> _WHAT NEEDS TO BE DONE_:
Every line of the data below needs to be reproduced exactly.

> _DATA IN THIS EXERCISE_:
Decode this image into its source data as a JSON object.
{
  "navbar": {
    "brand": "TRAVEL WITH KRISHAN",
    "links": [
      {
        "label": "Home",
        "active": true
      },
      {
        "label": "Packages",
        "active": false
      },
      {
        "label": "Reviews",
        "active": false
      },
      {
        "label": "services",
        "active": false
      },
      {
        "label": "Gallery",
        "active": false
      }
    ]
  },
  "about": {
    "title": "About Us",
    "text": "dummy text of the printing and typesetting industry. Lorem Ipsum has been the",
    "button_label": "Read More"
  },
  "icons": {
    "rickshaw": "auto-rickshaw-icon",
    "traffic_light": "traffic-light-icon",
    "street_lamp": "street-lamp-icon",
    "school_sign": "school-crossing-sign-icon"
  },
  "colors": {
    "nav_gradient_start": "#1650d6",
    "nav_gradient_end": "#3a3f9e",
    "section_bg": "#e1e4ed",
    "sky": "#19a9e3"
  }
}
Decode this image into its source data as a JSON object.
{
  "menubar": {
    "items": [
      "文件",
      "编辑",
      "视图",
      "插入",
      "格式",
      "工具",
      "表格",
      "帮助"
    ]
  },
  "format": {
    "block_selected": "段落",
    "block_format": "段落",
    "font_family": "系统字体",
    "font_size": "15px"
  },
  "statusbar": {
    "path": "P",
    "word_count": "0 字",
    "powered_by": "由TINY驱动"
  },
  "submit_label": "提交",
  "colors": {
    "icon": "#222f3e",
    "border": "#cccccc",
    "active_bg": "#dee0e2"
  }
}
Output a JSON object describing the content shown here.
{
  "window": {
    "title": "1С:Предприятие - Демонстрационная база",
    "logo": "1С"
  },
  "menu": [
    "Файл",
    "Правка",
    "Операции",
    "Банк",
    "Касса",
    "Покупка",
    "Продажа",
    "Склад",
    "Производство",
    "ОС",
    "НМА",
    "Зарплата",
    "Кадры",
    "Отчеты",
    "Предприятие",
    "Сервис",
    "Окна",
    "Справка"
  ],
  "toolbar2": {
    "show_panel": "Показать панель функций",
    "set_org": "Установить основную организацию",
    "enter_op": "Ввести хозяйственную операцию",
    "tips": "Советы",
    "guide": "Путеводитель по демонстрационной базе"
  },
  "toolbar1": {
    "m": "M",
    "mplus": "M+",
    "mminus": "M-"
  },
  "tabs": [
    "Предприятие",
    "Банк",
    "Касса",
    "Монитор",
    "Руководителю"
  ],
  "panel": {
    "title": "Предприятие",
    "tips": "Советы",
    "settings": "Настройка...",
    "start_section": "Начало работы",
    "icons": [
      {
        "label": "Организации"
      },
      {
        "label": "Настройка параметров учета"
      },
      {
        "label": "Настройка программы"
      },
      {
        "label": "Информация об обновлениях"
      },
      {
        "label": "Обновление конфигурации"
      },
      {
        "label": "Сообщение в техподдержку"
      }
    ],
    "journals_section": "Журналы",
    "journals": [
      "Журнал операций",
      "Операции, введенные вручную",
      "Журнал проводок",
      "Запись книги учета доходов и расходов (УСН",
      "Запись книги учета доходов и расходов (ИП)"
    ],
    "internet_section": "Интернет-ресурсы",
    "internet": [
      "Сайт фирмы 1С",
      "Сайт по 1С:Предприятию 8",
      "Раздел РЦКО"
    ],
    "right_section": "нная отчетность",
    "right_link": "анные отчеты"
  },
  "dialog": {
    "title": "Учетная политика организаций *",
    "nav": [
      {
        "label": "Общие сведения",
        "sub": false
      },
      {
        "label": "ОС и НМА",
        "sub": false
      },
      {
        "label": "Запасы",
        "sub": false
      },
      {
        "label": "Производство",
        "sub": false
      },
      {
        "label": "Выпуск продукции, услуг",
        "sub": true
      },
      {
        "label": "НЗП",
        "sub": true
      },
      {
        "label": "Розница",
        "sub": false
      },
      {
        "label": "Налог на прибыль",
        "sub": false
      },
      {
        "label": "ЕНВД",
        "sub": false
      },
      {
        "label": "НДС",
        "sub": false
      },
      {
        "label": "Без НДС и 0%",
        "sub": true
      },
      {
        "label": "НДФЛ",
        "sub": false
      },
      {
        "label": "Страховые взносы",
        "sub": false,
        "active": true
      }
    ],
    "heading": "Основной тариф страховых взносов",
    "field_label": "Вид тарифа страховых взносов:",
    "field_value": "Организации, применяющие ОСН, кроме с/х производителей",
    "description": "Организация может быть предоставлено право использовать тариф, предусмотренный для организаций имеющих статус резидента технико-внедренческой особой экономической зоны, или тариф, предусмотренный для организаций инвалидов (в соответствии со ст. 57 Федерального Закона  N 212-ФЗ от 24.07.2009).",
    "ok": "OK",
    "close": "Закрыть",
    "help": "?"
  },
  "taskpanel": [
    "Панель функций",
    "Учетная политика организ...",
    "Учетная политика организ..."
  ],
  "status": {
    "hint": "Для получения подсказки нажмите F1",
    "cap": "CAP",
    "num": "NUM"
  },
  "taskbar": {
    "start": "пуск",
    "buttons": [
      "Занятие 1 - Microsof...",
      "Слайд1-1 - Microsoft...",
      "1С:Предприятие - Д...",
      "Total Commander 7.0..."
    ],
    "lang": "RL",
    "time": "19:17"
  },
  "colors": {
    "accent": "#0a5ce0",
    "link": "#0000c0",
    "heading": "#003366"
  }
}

> _ANSWER SECTION_:
Decode this image into its source data as a JSON object.
{
  "navbar": {
    "brand": "TRAVEL WITH KRISHAN",
    "links": [
      {
        "label": "Home",
        "active": true
      },
      {
        "label": "Packages",
        "active": false
      },
      {
        "label": "Reviews",
        "active": false
      },
      {
        "label": "services",
        "active": false
      },
      {
        "label": "Gallery",
        "active": false
      }
    ]
  },
  "about": {
    "title": "About Us",
    "text": "dummy text of the printing and typesetting industry. Lorem Ipsum has been the",
    "button_label": "Read More"
  },
  "icons": {
    "rickshaw": "auto-rickshaw-icon",
    "traffic_light": "traffic-light-icon",
    "street_lamp": "street-lamp-icon",
    "school_sign": "school-crossing-sign-icon"
  },
  "colors": {
    "nav_gradient_start": "#1650d6",
    "nav_gradient_end": "#3a3f9e",
    "section_bg": "#e1e4ed",
    "sky": "#19a9e3"
  }
}
Decode this image into its source data as a JSON object.
{
  "menubar": {
    "items": [
      "文件",
      "编辑",
      "视图",
      "插入",
      "格式",
      "工具",
      "表格",
      "帮助"
    ]
  },
  "format": {
    "block_selected": "段落",
    "block_format": "段落",
    "font_family": "系统字体",
    "font_size": "15px"
  },
  "statusbar": {
    "path": "P",
    "word_count": "0 字",
    "powered_by": "由TINY驱动"
  },
  "submit_label": "提交",
  "colors": {
    "icon": "#222f3e",
    "border": "#cccccc",
    "active_bg": "#dee0e2"
  }
}
Output a JSON object describing the content shown here.
{
  "window": {
    "title": "1С:Предприятие - Демонстрационная база",
    "logo": "1С"
  },
  "menu": [
    "Файл",
    "Правка",
    "Операции",
    "Банк",
    "Касса",
    "Покупка",
    "Продажа",
    "Склад",
    "Производство",
    "ОС",
    "НМА",
    "Зарплата",
    "Кадры",
    "Отчеты",
    "Предприятие",
    "Сервис",
    "Окна",
    "Справка"
  ],
  "toolbar2": {
    "show_panel": "Показать панель функций",
    "set_org": "Установить основную организацию",
    "enter_op": "Ввести хозяйственную операцию",
    "tips": "Советы",
    "guide": "Путеводитель по демонстрационной базе"
  },
  "toolbar1": {
    "m": "M",
    "mplus": "M+",
    "mminus": "M-"
  },
  "tabs": [
    "Предприятие",
    "Банк",
    "Касса",
    "Монитор",
    "Руководителю"
  ],
  "panel": {
    "title": "Предприятие",
    "tips": "Советы",
    "settings": "Настройка...",
    "start_section": "Начало работы",
    "icons": [
      {
        "label": "Организации"
      },
      {
        "label": "Настройка параметров учета"
      },
      {
        "label": "Настройка программы"
      },
      {
        "label": "Информация об обновлениях"
      },
      {
        "label": "Обновление конфигурации"
      },
      {
        "label": "Сообщение в техподдержку"
      }
    ],
    "journals_section": "Журналы",
    "journals": [
      "Журнал операций",
      "Операции, введенные вручную",
      "Журнал проводок",
      "Запись книги учета доходов и расходов (УСН",
      "Запись книги учета доходов и расходов (ИП)"
    ],
    "internet_section": "Интернет-ресурсы",
    "internet": [
      "Сайт фирмы 1С",
      "Сайт по 1С:Предприятию 8",
      "Раздел РЦКО"
    ],
    "right_section": "нная отчетность",
    "right_link": "анные отчеты"
  },
  "dialog": {
    "title": "Учетная политика организаций *",
    "nav": [
      {
        "label": "Общие сведения",
        "sub": false
      },
      {
        "label": "ОС и НМА",
        "sub": false
      },
      {
        "label": "Запасы",
        "sub": false
      },
      {
        "label": "Производство",
        "sub": false
      },
      {
        "label": "Выпуск продукции, услуг",
        "sub": true
      },
      {
        "label": "НЗП",
        "sub": true
      },
      {
        "label": "Розница",
        "sub": false
      },
      {
        "label": "Налог на прибыль",
        "sub": false
      },
      {
        "label": "ЕНВД",
        "sub": false
      },
      {
        "label": "НДС",
        "sub": false
      },
      {
        "label": "Без НДС и 0%",
        "sub": true
      },
      {
        "label": "НДФЛ",
        "sub": false
      },
      {
        "label": "Страховые взносы",
        "sub": false,
        "active": true
      }
    ],
    "heading": "Основной тариф страховых взносов",
    "field_label": "Вид тарифа страховых взносов:",
    "field_value": "Организации, применяющие ОСН, кроме с/х производителей",
    "description": "Организация может быть предоставлено право использовать тариф, предусмотренный для организаций имеющих статус резидента технико-внедренческой особой экономической зоны, или тариф, предусмотренный для организаций инвалидов (в соответствии со ст. 57 Федерального Закона  N 212-ФЗ от 24.07.2009).",
    "ok": "OK",
    "close": "Закрыть",
    "help": "?"
  },
  "taskpanel": [
    "Панель функций",
    "Учетная политика организ...",
    "Учетная политика организ..."
  ],
  "status": {
    "hint": "Для получения подсказки нажмите F1",
    "cap": "CAP",
    "num": "NUM"
  },
  "taskbar": {
    "start": "пуск",
    "buttons": [
      "Занятие 1 - Microsof...",
      "Слайд1-1 - Microsoft...",
      "1С:Предприятие - Д...",
      "Total Commander 7.0..."
    ],
    "lang": "RL",
    "time": "19:17"
  },
  "colors": {
    "accent": "#0a5ce0",
    "link": "#0000c0",
    "heading": "#003366"
  }
}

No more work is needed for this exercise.